Recently, there has been a tremendous resurgence in interest in Cantor’s art. In 2016, three years after her death at age 51, Cantor’s work was part of a multi-venue exhibition spearheaded by Lia Gangitano, founder of Participant Inc. Cantor’s film, paintings, drawings and sculpture were shown at Participant, Inc., 80WSE, Foxy Productions, and Maccarone, culminating in the premiere of her film Pinochet Porn at the Museum of Modern Art, New York. Two Edens focuses on displaying a range of Cantor’s paintings, sculptures and drawings made from 1985 through 2013, which is the year of her passing. The paintings, drawings, and sculptures in this exhibition displays the thoughtfulness of process, content and visual stimulation known in Cantor’s work.

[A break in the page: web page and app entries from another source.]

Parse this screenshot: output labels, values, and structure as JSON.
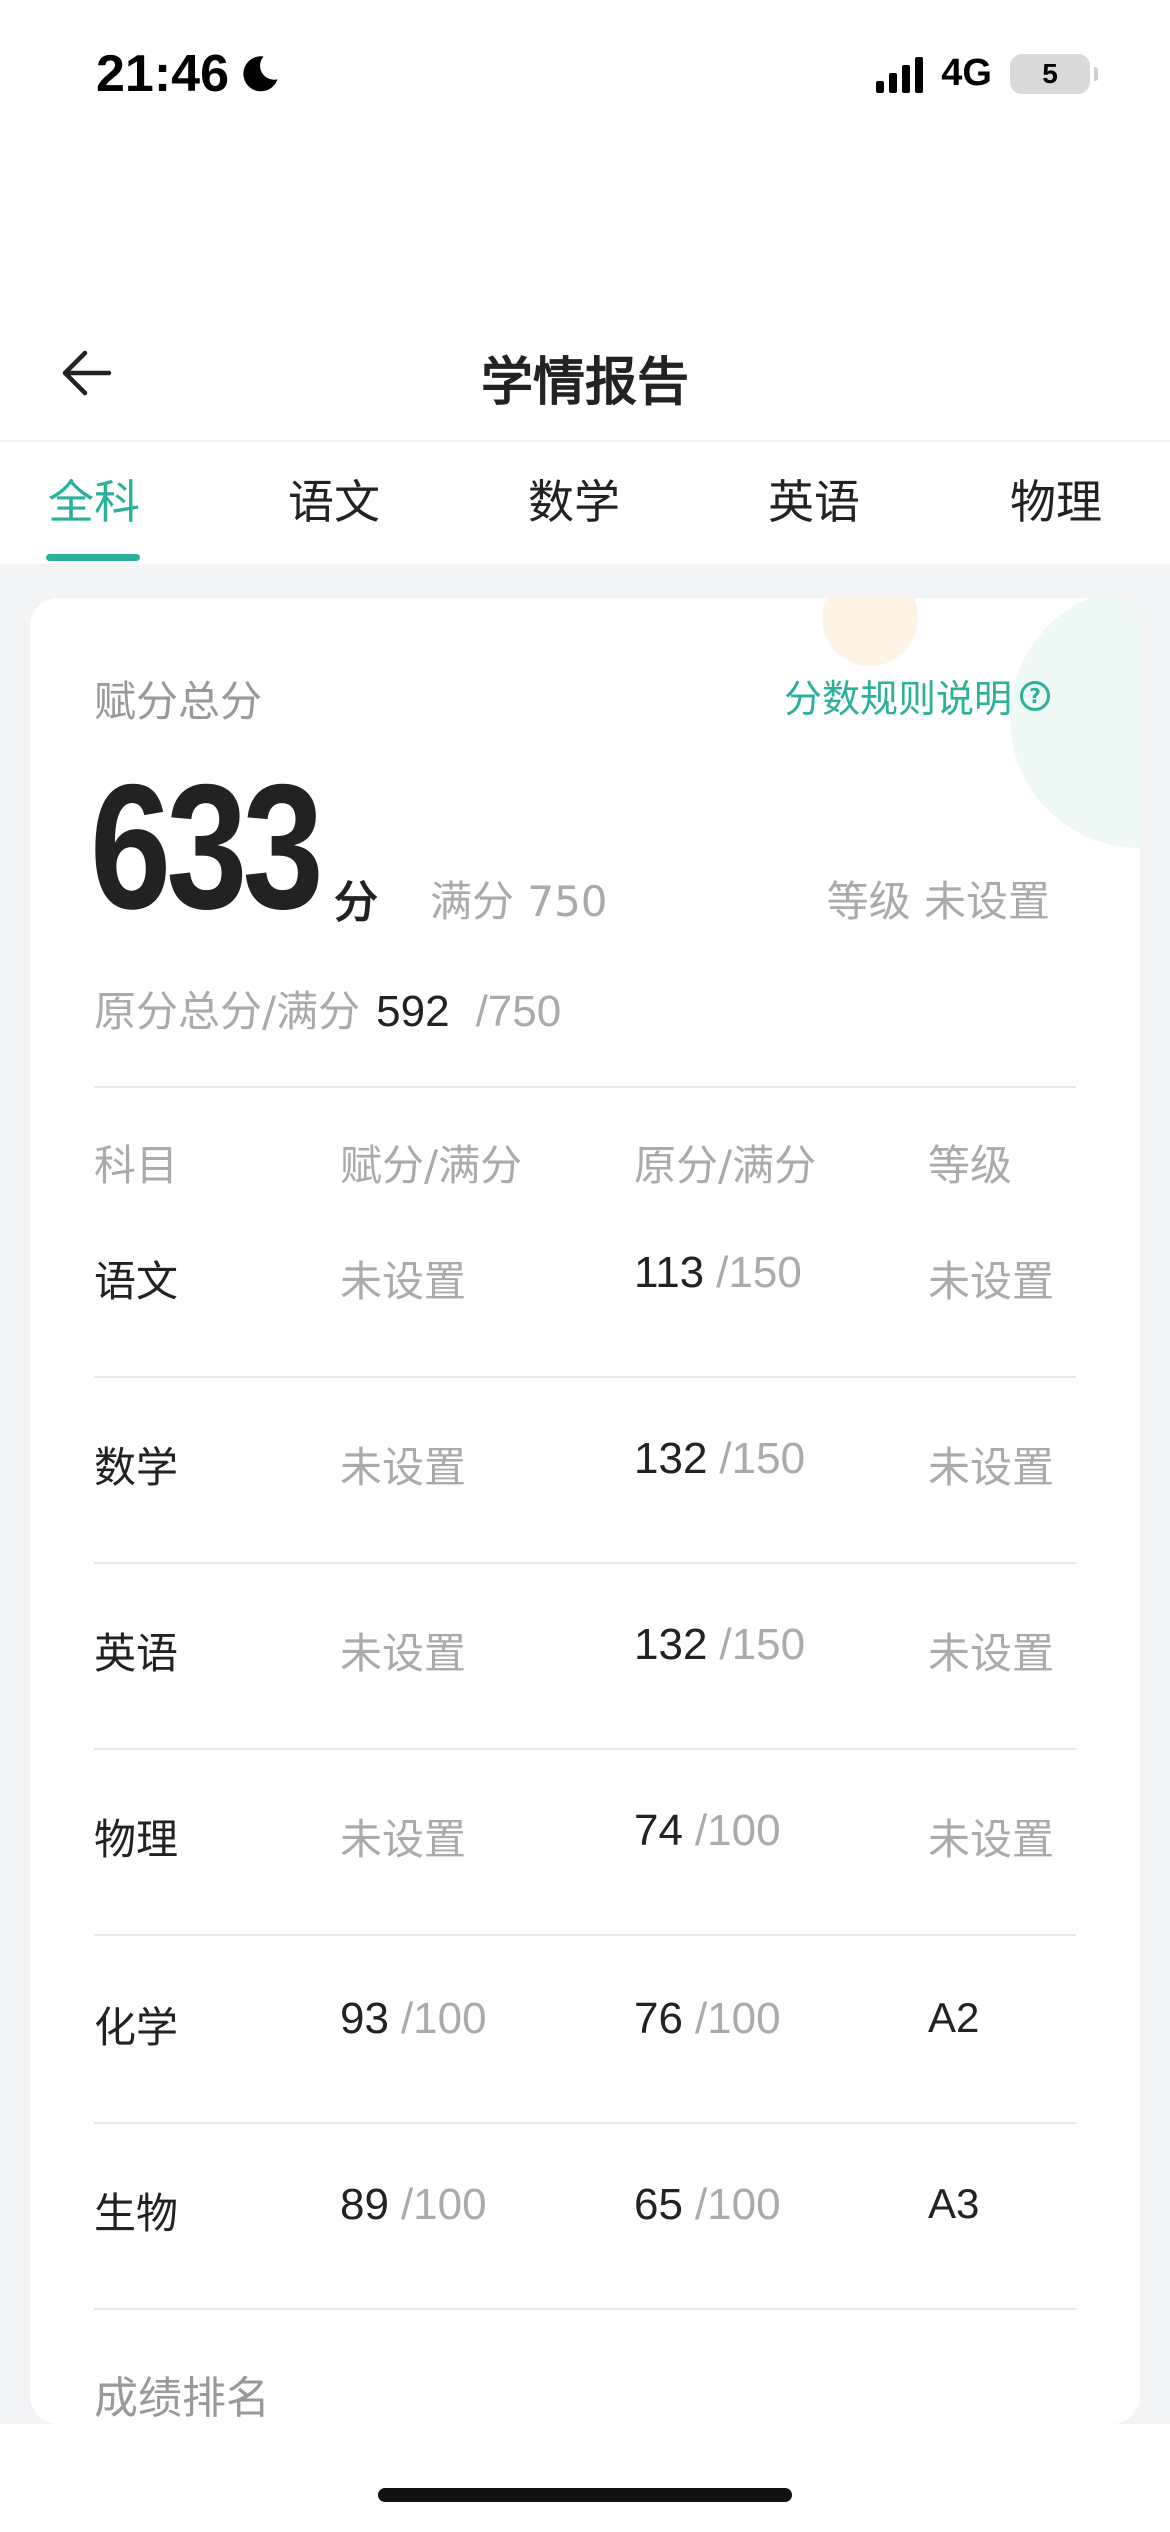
{
  "status_bar": {
    "time": "21:46",
    "network": "4G",
    "battery": "5"
  },
  "header": {
    "title": "学情报告"
  },
  "tabs": [
    {
      "label": "全科",
      "active": true
    },
    {
      "label": "语文",
      "active": false
    },
    {
      "label": "数学",
      "active": false
    },
    {
      "label": "英语",
      "active": false
    },
    {
      "label": "物理",
      "active": false
    }
  ],
  "summary": {
    "total_label": "赋分总分",
    "rules_link": "分数规则说明",
    "score": "633",
    "score_unit": "分",
    "full_score": "满分 750",
    "grade": "等级 未设置",
    "raw_label": "原分总分/满分",
    "raw_score": "592",
    "raw_full": "/750"
  },
  "table": {
    "headers": [
      "科目",
      "赋分/满分",
      "原分/满分",
      "等级"
    ],
    "rows": [
      {
        "subject": "语文",
        "assigned": "未设置",
        "assigned_full": "",
        "raw": "113",
        "raw_full": "/150",
        "grade": "未设置"
      },
      {
        "subject": "数学",
        "assigned": "未设置",
        "assigned_full": "",
        "raw": "132",
        "raw_full": "/150",
        "grade": "未设置"
      },
      {
        "subject": "英语",
        "assigned": "未设置",
        "assigned_full": "",
        "raw": "132",
        "raw_full": "/150",
        "grade": "未设置"
      },
      {
        "subject": "物理",
        "assigned": "未设置",
        "assigned_full": "",
        "raw": "74",
        "raw_full": "/100",
        "grade": "未设置"
      },
      {
        "subject": "化学",
        "assigned": "93",
        "assigned_full": "/100",
        "raw": "76",
        "raw_full": "/100",
        "grade": "A2"
      },
      {
        "subject": "生物",
        "assigned": "89",
        "assigned_full": "/100",
        "raw": "65",
        "raw_full": "/100",
        "grade": "A3"
      }
    ]
  },
  "ranking": {
    "label": "成绩排名"
  },
  "colors": {
    "accent": "#2bb09a",
    "background": "#f3f4f6"
  }
}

James Barron Art is proud to continue this exploration of Ellen Cantor’s oeuvre in our Kent gallery.
We are thrilled to welcome Barry Schwabsky for a gallery talk about Ellen Cantor’s work on September 9, 2017.
Schwabsky is art critic for The Nation and co-editor of international reviews for Artforum. He has published

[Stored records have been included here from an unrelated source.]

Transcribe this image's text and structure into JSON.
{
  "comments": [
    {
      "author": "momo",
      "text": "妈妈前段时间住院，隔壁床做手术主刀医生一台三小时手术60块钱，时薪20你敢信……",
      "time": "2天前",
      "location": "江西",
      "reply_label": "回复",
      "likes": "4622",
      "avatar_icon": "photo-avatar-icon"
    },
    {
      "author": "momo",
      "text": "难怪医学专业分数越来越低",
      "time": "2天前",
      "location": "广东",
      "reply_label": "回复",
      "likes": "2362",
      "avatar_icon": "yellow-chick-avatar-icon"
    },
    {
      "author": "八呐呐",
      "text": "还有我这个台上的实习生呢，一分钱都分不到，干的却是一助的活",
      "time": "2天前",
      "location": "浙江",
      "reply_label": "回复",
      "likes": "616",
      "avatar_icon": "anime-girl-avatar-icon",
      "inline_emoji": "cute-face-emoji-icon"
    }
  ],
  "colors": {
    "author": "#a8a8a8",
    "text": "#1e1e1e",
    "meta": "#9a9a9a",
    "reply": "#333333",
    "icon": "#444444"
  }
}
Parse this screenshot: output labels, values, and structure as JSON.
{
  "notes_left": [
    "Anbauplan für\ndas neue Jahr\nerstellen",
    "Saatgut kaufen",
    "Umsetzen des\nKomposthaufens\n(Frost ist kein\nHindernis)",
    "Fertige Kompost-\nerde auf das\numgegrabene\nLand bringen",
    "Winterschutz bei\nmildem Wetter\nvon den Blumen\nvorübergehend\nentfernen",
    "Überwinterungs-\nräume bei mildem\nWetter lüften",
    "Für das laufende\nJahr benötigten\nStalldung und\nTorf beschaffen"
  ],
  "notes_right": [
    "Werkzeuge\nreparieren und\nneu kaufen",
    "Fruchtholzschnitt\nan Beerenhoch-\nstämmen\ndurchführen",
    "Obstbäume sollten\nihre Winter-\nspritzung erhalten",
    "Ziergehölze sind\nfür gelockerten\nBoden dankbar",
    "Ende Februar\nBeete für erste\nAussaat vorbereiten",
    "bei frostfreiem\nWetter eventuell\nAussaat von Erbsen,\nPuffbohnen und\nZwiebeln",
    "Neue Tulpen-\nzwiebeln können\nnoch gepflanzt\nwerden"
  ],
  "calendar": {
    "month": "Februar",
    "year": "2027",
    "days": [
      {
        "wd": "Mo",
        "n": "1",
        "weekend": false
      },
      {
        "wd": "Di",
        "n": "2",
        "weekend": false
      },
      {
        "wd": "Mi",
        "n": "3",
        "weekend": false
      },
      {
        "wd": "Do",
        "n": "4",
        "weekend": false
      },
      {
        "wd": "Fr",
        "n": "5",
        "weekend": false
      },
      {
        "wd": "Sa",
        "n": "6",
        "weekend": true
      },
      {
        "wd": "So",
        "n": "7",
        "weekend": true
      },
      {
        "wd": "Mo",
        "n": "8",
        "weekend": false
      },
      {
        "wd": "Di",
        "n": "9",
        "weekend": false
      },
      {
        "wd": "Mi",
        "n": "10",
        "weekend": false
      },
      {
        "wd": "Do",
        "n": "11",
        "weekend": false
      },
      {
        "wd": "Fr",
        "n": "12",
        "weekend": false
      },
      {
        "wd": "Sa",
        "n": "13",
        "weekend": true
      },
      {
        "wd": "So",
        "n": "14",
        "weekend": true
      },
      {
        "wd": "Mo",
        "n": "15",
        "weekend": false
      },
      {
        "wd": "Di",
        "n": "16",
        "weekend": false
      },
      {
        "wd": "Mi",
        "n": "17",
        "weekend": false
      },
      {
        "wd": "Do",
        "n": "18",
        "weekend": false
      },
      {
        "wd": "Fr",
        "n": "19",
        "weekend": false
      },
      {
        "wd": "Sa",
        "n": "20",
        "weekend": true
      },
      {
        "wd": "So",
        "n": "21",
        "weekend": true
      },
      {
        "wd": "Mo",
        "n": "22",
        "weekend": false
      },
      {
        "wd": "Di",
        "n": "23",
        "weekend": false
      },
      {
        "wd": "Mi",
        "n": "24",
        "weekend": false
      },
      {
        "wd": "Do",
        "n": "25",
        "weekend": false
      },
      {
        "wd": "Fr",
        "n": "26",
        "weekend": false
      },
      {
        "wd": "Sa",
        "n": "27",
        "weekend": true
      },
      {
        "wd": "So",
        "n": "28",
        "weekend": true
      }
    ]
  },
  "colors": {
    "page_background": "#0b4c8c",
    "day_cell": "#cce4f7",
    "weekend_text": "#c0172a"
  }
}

several volumes of art criticism, essays, and poetry, and has taught at Yale University, Pratt Institute, School of
Visual Arts, the School of the Art Institute of Chicago, and various other institutions.

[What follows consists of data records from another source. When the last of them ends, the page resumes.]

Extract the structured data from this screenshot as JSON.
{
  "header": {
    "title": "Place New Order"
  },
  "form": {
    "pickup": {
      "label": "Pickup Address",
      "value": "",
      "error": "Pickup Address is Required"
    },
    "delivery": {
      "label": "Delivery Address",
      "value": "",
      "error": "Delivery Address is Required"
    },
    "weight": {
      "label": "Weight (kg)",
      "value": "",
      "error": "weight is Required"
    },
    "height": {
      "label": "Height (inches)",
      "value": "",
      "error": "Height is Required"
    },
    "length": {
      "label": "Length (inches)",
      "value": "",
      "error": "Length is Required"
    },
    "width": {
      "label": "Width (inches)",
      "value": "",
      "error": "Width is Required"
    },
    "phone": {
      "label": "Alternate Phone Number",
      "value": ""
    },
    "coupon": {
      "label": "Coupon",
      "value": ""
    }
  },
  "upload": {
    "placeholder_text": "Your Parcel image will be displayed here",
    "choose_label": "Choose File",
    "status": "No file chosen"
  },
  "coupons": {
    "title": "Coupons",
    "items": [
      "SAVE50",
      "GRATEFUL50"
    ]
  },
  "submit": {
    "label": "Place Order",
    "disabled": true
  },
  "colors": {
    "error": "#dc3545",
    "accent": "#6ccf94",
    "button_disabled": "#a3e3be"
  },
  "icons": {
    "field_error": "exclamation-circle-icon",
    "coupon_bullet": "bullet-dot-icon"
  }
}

“We are honored to show Ellen Cantor’s work at the gallery. With time, her work appears more pertinent and
vibrant than ever, and we are pleased that it continues to inform a new generation,” says James Barron.
Born in Detroit, Michigan, Ellen Cantor lived and worked in London and New York. She exhibited internationally, with solo exhibitions and screenings including Ellen Cantor at Künstlerhaus Stuttgart and Cinderella Syndrome at CCA Wattis Institute for Contemporary Art, San Francisco curated by Jamie Stevens and Fatima Hellberg, 2015–16; The Dictator & the Maid, The Black Mariah, Cork, Ireland, curated by Dallas Seitz & The Black Mariah, 2014; Séance de projection de films, La GAD, Gallerie Arnaud Deschin, Marseille, 2011; Serpentine Cinema: Film in Progress, Serpentine Gate Cinema, curated by Nicola Lees/Victoria Brooks, London, 2009; Subversive Cinema: Ellen Cantor, curated by Lux, Zoo art fair, London, 2009; Within a Budding Grove, Participant Inc, New York, 2008; White Cubicle, London, 2008; Abbt Projects, Zurich, 2007; Path of Sun – Road of Life, 1000000mph, London, 2006; Ellen Cantor Cerith Wyn Evans, Prince Charles Cinema, London, 2005; Sketch, London, 2005; Kunsthalle Wien, 2002; Video Drawing 1996-2001, Kunstbunker, Nuremberg, 2001; Transmission Gallery, Glasgow, 2000; Be My Baby, Delfina, London, 1999; XL Xavier LaBoulbenne, New York, 1998 and 1996; Feigen, Chicago, 1997; Cabinet, London, 1996; and Postmasters, New York, 1995.
We would like to express our gratitude to Lia Gangitano, Participant, Inc., and Mark Cantor of the Ellen Cantor Estate, for their efforts in helping us realize this exhibition.